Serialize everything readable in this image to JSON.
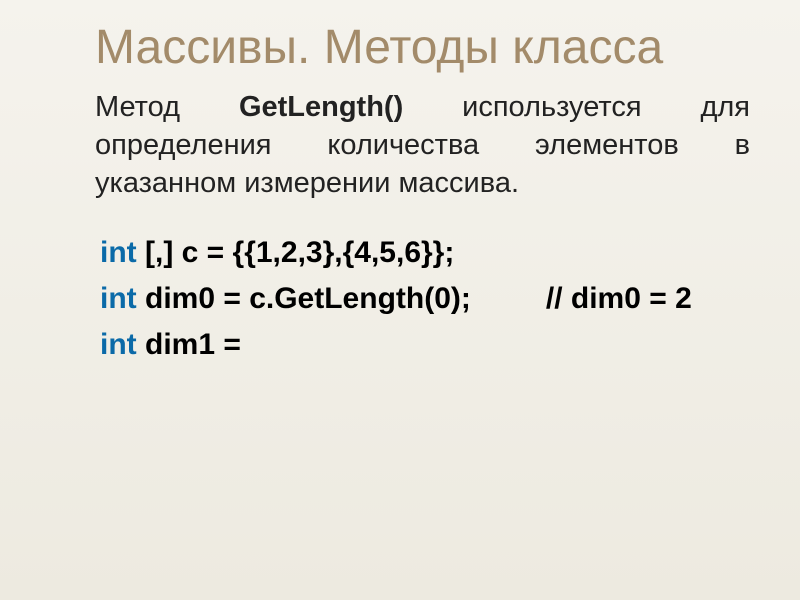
{
  "title": "Массивы. Методы класса",
  "description_pre": "Метод ",
  "description_bold": "GetLength()",
  "description_post": " используется для определения количества элементов в указанном измерении массива.",
  "code": {
    "kw": "int",
    "line1_rest": " [,] c = {{1,2,3},{4,5,6}};",
    "line2_rest": " dim0 = c.GetLength(0);     // dim0 = 2",
    "line3_rest": " dim1 ="
  }
}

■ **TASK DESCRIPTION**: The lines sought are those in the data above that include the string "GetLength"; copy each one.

■ **WRITTEN RESPONSE**:
  "description_bold": "GetLength()",
    "line2_rest": " dim0 = c.GetLength(0);     // dim0 = 2",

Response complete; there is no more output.